This process took more than an hour and a half and if it hadn’t been so cold, we might still be there. When we reached the warmth of the wood stove back in the front room, Tanner and I talked about how she got started in the antiques business.

She and her husband Bobby originally opened the place as a feed store in 1956. On a fateful day in 1990, Tanner cleared off one small shelf in the front room to display her bottle collection. Her husband Bobby told her, “Oh, nobody’ll come in here to look for that.” He was wrong. Today, the store still stocks feed, but only in a small area behind the main building. As Tanner puts it with a grin, “You’ve heard of people dealing out of the back room?” Clearly, animal feed takes a back seat to Tanner’s beloved antiques. She loves her stuff and it shows.

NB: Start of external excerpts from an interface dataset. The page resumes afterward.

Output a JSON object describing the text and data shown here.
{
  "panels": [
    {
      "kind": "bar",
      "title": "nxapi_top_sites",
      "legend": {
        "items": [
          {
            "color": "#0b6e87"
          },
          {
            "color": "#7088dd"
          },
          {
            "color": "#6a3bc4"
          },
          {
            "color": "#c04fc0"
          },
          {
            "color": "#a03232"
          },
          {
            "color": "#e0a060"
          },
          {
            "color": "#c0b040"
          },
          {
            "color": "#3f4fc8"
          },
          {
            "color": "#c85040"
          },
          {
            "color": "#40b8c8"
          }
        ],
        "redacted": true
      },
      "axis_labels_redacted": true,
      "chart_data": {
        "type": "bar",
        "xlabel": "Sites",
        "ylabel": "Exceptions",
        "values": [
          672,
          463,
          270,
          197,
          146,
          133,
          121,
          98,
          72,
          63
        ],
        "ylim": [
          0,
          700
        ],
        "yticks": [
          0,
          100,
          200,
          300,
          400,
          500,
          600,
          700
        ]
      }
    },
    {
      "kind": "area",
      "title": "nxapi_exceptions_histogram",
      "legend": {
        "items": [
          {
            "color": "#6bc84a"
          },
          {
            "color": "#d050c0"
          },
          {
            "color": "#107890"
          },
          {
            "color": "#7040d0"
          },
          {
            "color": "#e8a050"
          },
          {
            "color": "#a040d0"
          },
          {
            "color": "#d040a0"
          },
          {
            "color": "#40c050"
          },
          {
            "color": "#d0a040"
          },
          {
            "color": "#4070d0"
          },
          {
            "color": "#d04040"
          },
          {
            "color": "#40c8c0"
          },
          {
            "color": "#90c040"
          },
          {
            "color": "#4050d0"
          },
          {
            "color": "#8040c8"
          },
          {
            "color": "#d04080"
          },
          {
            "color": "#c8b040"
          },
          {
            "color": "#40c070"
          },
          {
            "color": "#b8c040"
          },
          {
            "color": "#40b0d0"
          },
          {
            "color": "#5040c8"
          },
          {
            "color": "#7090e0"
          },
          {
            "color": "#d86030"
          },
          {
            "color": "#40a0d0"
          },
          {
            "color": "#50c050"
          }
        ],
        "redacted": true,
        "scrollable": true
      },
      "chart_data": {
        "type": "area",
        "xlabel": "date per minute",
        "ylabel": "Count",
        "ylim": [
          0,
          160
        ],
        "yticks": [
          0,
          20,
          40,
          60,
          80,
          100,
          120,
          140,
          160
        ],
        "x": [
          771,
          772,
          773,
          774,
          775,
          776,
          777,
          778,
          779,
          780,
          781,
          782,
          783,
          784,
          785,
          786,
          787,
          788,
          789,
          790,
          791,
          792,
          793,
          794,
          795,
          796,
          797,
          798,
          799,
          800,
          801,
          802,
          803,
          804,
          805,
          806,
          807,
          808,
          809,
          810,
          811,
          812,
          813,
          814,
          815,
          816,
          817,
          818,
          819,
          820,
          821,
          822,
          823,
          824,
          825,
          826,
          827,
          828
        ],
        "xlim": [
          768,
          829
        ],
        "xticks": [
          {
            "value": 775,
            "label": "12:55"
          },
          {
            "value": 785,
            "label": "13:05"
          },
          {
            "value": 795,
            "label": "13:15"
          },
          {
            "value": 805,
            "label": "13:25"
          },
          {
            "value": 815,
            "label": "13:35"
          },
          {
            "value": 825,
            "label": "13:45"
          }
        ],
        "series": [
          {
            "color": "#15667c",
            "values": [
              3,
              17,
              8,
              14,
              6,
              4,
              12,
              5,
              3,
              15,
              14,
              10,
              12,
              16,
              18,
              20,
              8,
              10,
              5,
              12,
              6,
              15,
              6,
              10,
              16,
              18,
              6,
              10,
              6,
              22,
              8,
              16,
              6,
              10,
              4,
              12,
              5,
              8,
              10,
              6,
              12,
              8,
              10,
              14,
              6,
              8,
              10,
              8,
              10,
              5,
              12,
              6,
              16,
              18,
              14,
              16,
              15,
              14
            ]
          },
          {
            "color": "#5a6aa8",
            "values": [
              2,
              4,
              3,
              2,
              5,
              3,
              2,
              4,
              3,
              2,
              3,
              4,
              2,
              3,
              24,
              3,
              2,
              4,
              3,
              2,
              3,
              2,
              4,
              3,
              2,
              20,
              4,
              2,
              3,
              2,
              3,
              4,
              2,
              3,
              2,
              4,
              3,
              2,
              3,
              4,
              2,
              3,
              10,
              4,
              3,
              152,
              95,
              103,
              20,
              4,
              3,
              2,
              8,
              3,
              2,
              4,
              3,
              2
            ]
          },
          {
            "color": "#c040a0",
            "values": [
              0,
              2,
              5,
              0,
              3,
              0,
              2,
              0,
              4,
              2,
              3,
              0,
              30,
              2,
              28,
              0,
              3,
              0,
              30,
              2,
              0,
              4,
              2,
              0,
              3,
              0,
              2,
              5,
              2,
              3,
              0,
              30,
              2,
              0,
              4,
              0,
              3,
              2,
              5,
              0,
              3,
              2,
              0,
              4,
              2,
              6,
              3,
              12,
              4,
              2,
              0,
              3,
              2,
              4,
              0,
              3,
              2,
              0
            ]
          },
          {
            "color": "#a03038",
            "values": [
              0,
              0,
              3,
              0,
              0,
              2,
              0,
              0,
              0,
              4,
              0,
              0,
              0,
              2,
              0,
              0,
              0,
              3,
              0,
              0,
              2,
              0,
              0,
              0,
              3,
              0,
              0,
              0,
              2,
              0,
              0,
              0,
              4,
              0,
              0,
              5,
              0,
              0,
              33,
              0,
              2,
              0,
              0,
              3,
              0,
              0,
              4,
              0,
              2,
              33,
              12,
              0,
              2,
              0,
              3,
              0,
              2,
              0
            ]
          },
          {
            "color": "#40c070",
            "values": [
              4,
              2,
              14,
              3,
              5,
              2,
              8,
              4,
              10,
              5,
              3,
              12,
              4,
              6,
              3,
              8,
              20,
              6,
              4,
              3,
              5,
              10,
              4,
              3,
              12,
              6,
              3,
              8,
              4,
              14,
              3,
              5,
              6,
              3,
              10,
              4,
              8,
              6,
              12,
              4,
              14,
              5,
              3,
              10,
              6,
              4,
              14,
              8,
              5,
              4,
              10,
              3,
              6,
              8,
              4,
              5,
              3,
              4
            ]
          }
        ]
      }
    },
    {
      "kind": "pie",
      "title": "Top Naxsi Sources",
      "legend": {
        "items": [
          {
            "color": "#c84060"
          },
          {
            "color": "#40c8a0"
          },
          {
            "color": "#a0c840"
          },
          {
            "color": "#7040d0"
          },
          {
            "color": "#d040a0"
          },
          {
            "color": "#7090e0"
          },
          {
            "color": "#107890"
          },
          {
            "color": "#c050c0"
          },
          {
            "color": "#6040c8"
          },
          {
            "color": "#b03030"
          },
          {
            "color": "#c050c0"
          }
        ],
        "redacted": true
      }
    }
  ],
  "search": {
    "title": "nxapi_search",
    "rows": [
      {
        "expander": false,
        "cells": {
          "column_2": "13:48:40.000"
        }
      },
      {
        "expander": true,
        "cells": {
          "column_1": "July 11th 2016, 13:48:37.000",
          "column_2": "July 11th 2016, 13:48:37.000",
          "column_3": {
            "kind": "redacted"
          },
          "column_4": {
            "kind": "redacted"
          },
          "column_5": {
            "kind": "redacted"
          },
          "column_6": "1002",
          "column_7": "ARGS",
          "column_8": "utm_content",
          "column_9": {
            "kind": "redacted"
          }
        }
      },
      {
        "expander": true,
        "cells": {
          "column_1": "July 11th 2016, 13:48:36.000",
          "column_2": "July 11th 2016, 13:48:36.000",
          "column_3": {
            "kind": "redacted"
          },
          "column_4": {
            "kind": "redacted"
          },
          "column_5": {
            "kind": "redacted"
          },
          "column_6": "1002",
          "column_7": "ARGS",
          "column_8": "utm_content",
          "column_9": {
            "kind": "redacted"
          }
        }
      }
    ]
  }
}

Like Tanner, I appreciate the craftsmanship that went into the making of these old tools and the love that’s expressed in their weathered hardware. Our society values the new, the slick, the shiny. But throughout the country you can find these secret treasure troves; the country stores and flea markets where love and heart and craft are still collected and kept. These tools are waiting for the next person to find and love them. I still keep my mental list of kitchen tools to find. But now I’ve also started a mental list of places to find these items and Joan Tanner’s Feed Store is at the top of that list.

Top photo: The Feed Store, owned and operated by Joan Tanner, in Madison, Virginia. Credit: Susan Lutz

Zester Daily contributor Susan Lutz is a photographer, artist and television producer. A native of Virginia's Shenandoah Valley, she lives near Washington, D.C., where she is writing a book about heirloom foods and the American tradition of Sunday dinner. She also blogs about the subject at Eat Sunday Dinner.

  • David Latt 3·13·13

    Wow! That’s crazy. What a find.

  • Shirley Doogue 3·13·13

    What a great story, Susan! So glad you found your cover!

  • Eileen 3·13·13

    Only in Virginia!! I have a hunch you will be traveling back to Madison—in warmer weather, of course, so that you can thoroughly scope out the shop. I love stories that end well.

  • Susan Lutz 3·13·13

    @Eileen- You may be right. I must admit I have my eyes on something else already…

  • Alice 3·13·13

    I’m soooo glad you found a lid for that piece of cookware!!!!!!! Mother has a big grin on her face.

  • Carol Penn-Romine 3·14·13

    That’s one of the great things about those trips home to rural Tennessee–all the treasure hunting. Admittedly, some of those places are more junk stores than antique shops, but I once found a rack containing at least a couple dozen different rolling pins, no two alike. Oh the history they held!

  • Susan Lutz 3·15·13

    @Carol– There is something special about treasure hunting in the place you grew up. I would have found it hard to resist those rolling pins!

    • Carol Penn-Romine 3·15·13

      Oh, I’m sure the TSA agents would have loved finding *that* in my luggage!

  • Jessica 7·5·13

    Like you I somehow am drawn to looking for old (and sometimes odd) kitchen tools. I have a kitchen tool I found at a flea market (well I think it is a kitchen tool) and have no idea what it is. My parents nor my husband know either. Do you know of a place I can send a picture to try and find out what it is.